[Excerpts from a dataset]
_ _ _ _
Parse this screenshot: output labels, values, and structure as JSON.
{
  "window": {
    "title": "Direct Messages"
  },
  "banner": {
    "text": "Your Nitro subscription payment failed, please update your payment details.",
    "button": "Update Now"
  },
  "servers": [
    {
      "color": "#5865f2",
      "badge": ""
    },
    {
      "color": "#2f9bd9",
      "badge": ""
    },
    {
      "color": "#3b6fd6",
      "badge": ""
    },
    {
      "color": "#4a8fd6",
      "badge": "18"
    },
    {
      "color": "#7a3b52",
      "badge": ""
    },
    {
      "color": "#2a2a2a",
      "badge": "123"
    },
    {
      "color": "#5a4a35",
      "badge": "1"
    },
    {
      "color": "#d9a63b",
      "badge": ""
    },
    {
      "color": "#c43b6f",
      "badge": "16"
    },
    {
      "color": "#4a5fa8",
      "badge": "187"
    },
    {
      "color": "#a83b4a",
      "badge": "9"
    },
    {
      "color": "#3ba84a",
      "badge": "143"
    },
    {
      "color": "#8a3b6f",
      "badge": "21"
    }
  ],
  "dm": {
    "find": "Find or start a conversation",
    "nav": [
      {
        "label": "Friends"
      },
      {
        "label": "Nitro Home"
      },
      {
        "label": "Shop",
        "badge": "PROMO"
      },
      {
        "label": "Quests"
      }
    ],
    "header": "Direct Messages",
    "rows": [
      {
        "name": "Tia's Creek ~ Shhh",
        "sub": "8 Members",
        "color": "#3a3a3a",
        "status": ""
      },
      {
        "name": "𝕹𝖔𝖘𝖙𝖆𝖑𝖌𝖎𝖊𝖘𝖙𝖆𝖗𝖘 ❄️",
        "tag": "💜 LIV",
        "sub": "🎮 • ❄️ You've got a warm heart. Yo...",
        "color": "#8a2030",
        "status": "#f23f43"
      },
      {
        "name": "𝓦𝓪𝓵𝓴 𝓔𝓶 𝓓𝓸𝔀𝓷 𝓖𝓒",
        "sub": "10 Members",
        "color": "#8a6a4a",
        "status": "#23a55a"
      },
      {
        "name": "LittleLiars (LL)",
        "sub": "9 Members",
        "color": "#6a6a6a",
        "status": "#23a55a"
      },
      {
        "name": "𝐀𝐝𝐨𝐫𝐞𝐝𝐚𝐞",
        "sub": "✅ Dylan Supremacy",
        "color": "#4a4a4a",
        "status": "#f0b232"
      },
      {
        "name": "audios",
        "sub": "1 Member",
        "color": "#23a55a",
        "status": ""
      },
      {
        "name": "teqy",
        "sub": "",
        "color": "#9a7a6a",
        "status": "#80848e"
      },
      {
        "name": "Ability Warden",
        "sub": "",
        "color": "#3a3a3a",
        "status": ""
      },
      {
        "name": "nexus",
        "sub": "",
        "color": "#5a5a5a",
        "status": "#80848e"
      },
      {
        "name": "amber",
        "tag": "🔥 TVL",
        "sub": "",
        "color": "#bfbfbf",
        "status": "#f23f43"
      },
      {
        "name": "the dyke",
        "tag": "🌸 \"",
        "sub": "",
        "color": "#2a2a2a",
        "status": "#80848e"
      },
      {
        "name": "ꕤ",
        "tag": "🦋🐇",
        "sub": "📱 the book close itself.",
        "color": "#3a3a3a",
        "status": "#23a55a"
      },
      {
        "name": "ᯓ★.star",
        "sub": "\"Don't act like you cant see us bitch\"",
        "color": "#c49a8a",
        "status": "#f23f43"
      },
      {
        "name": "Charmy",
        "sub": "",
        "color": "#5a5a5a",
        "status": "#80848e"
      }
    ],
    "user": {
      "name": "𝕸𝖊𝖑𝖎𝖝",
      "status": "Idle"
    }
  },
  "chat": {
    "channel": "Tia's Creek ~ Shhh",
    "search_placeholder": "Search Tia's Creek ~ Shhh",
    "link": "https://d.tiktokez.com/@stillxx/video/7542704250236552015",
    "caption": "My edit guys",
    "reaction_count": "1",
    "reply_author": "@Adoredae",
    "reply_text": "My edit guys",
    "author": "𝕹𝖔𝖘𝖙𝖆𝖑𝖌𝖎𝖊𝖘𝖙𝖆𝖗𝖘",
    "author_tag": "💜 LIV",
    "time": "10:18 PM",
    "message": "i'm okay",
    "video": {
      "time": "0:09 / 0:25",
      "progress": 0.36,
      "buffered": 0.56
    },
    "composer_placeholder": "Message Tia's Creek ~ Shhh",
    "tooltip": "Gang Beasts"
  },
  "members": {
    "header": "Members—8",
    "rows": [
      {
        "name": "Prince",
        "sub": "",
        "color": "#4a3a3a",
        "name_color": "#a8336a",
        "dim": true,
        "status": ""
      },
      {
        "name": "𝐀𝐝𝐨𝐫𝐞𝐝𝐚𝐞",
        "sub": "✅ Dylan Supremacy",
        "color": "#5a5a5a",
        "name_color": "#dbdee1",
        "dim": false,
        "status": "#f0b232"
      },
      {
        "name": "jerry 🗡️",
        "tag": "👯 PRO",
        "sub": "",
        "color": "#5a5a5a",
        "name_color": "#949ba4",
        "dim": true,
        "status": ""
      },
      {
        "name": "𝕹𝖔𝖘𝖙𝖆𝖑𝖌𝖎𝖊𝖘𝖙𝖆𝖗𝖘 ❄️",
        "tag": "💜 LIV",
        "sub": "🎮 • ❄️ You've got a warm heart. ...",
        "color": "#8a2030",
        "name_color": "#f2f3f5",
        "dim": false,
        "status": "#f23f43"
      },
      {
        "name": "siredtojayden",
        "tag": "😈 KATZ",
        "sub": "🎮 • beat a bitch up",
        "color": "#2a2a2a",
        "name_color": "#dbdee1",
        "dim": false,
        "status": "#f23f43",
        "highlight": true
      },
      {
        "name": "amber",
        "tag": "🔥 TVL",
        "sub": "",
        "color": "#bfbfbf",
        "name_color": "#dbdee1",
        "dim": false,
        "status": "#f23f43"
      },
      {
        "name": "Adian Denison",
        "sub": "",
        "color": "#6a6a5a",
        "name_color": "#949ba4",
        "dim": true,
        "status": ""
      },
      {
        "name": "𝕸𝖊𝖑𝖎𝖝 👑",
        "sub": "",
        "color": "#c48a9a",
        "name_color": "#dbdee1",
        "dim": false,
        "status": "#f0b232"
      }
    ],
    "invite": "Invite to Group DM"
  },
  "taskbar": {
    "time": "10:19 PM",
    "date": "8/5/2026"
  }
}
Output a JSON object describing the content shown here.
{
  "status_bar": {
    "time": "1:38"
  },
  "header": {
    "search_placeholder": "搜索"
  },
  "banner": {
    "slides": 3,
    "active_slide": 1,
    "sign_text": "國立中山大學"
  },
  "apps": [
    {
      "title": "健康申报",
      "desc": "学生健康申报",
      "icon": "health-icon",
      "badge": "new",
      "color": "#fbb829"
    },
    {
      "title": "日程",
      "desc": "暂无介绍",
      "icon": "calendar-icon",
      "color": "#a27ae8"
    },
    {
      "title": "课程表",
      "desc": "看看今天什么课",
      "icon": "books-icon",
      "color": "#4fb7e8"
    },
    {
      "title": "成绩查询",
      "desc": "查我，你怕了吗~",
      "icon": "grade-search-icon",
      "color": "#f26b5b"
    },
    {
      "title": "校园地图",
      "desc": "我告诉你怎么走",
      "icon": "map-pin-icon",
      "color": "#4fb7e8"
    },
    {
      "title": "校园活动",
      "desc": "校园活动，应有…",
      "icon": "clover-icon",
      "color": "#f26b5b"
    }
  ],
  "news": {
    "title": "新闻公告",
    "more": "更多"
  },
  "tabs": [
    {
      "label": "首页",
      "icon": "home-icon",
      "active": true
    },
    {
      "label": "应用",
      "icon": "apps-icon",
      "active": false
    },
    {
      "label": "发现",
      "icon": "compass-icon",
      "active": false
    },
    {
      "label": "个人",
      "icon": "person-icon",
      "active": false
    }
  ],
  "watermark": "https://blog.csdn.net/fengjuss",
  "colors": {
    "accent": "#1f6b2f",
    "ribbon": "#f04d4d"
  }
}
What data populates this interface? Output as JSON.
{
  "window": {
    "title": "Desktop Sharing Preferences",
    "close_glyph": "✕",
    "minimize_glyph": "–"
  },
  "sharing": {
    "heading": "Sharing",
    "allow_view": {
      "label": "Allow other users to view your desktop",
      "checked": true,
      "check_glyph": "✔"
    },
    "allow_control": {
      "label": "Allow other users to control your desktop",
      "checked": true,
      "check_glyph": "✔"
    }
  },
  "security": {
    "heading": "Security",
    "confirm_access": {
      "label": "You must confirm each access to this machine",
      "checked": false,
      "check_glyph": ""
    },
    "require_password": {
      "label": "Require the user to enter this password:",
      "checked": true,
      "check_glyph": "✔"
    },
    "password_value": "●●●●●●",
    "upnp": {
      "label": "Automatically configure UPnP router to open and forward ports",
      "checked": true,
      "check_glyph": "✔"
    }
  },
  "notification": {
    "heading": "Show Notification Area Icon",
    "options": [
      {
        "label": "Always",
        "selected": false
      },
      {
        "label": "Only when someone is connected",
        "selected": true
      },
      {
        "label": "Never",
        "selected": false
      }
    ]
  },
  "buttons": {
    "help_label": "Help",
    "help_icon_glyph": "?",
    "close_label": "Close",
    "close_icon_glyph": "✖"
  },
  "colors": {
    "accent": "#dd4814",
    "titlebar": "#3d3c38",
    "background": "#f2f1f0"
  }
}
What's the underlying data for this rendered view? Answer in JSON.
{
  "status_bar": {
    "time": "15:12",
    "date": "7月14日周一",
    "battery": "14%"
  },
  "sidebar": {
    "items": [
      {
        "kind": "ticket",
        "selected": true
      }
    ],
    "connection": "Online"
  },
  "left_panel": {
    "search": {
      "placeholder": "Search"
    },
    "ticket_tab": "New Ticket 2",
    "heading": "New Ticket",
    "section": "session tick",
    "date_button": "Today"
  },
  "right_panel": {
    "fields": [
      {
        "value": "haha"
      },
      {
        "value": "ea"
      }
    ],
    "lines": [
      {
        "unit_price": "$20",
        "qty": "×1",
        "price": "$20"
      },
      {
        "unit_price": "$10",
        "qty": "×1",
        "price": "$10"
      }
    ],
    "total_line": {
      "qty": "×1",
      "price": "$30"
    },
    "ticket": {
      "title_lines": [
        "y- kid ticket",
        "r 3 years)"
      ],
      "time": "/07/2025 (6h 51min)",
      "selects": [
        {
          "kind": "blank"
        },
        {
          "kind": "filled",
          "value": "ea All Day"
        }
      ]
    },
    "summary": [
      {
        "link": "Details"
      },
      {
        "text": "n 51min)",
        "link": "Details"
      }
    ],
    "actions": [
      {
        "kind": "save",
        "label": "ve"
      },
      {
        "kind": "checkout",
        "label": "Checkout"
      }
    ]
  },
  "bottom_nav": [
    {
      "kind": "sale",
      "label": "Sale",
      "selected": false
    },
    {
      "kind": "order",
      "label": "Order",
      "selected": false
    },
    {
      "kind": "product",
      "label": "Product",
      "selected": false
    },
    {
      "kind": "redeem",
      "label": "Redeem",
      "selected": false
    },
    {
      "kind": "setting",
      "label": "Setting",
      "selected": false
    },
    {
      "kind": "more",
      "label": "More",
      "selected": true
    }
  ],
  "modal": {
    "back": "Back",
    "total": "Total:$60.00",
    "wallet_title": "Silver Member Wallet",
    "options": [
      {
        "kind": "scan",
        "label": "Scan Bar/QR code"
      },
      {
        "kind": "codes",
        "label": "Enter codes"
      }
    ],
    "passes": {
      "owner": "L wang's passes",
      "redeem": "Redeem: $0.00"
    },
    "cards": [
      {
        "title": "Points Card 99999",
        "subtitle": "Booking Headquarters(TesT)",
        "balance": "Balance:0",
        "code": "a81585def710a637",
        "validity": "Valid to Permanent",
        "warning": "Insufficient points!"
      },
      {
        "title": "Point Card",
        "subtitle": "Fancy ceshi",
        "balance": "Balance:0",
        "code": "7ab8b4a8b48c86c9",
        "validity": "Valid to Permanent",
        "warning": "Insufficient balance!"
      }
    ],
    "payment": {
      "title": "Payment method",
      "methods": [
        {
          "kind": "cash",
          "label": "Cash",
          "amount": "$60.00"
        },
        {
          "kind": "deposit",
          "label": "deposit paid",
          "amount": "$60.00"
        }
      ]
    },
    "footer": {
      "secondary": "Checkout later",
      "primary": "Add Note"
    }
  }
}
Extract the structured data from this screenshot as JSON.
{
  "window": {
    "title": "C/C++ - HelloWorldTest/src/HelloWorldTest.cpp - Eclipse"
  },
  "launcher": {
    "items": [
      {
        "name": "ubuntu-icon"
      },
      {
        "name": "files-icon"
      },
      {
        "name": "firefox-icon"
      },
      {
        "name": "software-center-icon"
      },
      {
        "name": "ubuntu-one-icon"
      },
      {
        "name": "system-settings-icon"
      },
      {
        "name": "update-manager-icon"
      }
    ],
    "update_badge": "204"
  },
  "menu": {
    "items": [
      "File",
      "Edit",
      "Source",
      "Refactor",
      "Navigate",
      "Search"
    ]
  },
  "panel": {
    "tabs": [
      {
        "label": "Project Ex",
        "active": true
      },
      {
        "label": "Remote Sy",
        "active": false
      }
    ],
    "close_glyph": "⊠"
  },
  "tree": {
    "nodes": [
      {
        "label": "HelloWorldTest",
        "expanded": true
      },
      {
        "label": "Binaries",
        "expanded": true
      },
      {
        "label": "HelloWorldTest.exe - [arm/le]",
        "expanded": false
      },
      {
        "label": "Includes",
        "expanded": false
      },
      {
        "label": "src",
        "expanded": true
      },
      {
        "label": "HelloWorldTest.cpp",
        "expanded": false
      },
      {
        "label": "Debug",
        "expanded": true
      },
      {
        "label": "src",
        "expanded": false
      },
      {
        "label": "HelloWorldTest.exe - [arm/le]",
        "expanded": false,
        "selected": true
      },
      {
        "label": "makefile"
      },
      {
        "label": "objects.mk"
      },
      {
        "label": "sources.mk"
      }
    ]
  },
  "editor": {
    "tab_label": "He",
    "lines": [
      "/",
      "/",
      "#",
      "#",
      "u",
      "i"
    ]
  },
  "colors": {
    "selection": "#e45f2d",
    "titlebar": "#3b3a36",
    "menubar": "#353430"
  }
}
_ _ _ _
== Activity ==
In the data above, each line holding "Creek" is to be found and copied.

== Response to the task ==
        "name": "Tia's Creek ~ Shhh",
    "channel": "Tia's Creek ~ Shhh",
    "search_placeholder": "Search Tia's Creek ~ Shhh",
    "composer_placeholder": "Message Tia's Creek ~ Shhh",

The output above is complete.